:: Data ::
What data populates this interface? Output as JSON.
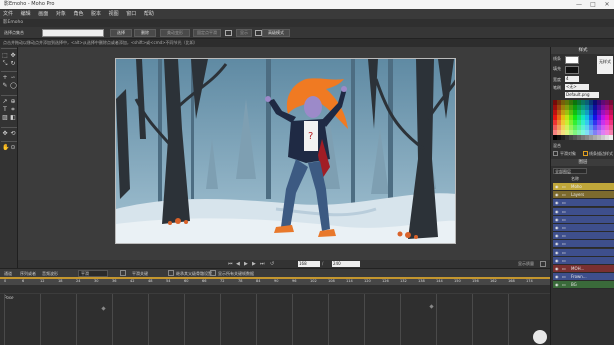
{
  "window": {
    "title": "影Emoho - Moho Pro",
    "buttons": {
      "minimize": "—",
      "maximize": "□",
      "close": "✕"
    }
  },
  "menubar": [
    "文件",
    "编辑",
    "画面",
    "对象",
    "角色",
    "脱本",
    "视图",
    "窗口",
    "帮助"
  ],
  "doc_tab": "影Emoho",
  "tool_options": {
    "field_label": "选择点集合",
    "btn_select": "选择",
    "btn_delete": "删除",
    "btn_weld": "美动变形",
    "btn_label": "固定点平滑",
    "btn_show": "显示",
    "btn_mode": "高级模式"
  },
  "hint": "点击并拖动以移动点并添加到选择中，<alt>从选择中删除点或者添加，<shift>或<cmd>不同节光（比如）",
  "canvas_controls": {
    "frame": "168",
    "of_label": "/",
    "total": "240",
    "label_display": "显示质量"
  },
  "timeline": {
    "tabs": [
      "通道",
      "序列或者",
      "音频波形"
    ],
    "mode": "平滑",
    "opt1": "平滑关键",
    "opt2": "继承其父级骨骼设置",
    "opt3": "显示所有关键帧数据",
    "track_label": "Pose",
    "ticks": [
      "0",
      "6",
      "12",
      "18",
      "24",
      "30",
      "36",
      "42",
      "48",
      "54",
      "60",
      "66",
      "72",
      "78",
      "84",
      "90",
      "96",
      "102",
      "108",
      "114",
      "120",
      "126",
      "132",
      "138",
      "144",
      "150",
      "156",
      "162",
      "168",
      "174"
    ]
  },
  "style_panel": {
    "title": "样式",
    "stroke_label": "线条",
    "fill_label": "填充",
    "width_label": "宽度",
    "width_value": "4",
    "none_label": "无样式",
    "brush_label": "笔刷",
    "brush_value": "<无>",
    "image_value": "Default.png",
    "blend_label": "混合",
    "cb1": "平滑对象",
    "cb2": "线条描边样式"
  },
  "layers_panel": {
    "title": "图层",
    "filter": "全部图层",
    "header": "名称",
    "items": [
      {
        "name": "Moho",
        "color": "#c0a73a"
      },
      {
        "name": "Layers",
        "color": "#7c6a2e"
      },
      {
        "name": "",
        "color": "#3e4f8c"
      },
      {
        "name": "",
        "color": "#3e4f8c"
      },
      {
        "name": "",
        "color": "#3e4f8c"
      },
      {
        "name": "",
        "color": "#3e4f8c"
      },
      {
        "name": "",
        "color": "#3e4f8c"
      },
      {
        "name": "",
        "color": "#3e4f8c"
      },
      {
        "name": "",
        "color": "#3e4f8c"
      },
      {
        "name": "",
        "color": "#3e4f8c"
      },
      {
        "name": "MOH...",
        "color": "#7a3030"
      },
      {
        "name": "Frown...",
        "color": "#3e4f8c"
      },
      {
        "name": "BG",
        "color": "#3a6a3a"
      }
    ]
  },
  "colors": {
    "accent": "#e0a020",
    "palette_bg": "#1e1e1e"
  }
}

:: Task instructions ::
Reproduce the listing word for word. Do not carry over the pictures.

:: Response below ::
What data populates this interface? Output as JSON.
{
  "window": {
    "title": "影Emoho - Moho Pro",
    "buttons": {
      "minimize": "—",
      "maximize": "□",
      "close": "✕"
    }
  },
  "menubar": [
    "文件",
    "编辑",
    "画面",
    "对象",
    "角色",
    "脱本",
    "视图",
    "窗口",
    "帮助"
  ],
  "doc_tab": "影Emoho",
  "tool_options": {
    "field_label": "选择点集合",
    "btn_select": "选择",
    "btn_delete": "删除",
    "btn_weld": "美动变形",
    "btn_label": "固定点平滑",
    "btn_show": "显示",
    "btn_mode": "高级模式"
  },
  "hint": "点击并拖动以移动点并添加到选择中，<alt>从选择中删除点或者添加，<shift>或<cmd>不同节光（比如）",
  "canvas_controls": {
    "frame": "168",
    "of_label": "/",
    "total": "240",
    "label_display": "显示质量"
  },
  "timeline": {
    "tabs": [
      "通道",
      "序列或者",
      "音频波形"
    ],
    "mode": "平滑",
    "opt1": "平滑关键",
    "opt2": "继承其父级骨骼设置",
    "opt3": "显示所有关键帧数据",
    "track_label": "Pose",
    "ticks": [
      "0",
      "6",
      "12",
      "18",
      "24",
      "30",
      "36",
      "42",
      "48",
      "54",
      "60",
      "66",
      "72",
      "78",
      "84",
      "90",
      "96",
      "102",
      "108",
      "114",
      "120",
      "126",
      "132",
      "138",
      "144",
      "150",
      "156",
      "162",
      "168",
      "174"
    ]
  },
  "style_panel": {
    "title": "样式",
    "stroke_label": "线条",
    "fill_label": "填充",
    "width_label": "宽度",
    "width_value": "4",
    "none_label": "无样式",
    "brush_label": "笔刷",
    "brush_value": "<无>",
    "image_value": "Default.png",
    "blend_label": "混合",
    "cb1": "平滑对象",
    "cb2": "线条描边样式"
  },
  "layers_panel": {
    "title": "图层",
    "filter": "全部图层",
    "header": "名称",
    "items": [
      {
        "name": "Moho",
        "color": "#c0a73a"
      },
      {
        "name": "Layers",
        "color": "#7c6a2e"
      },
      {
        "name": "",
        "color": "#3e4f8c"
      },
      {
        "name": "",
        "color": "#3e4f8c"
      },
      {
        "name": "",
        "color": "#3e4f8c"
      },
      {
        "name": "",
        "color": "#3e4f8c"
      },
      {
        "name": "",
        "color": "#3e4f8c"
      },
      {
        "name": "",
        "color": "#3e4f8c"
      },
      {
        "name": "",
        "color": "#3e4f8c"
      },
      {
        "name": "",
        "color": "#3e4f8c"
      },
      {
        "name": "MOH...",
        "color": "#7a3030"
      },
      {
        "name": "Frown...",
        "color": "#3e4f8c"
      },
      {
        "name": "BG",
        "color": "#3a6a3a"
      }
    ]
  },
  "colors": {
    "accent": "#e0a020",
    "palette_bg": "#1e1e1e"
  }
}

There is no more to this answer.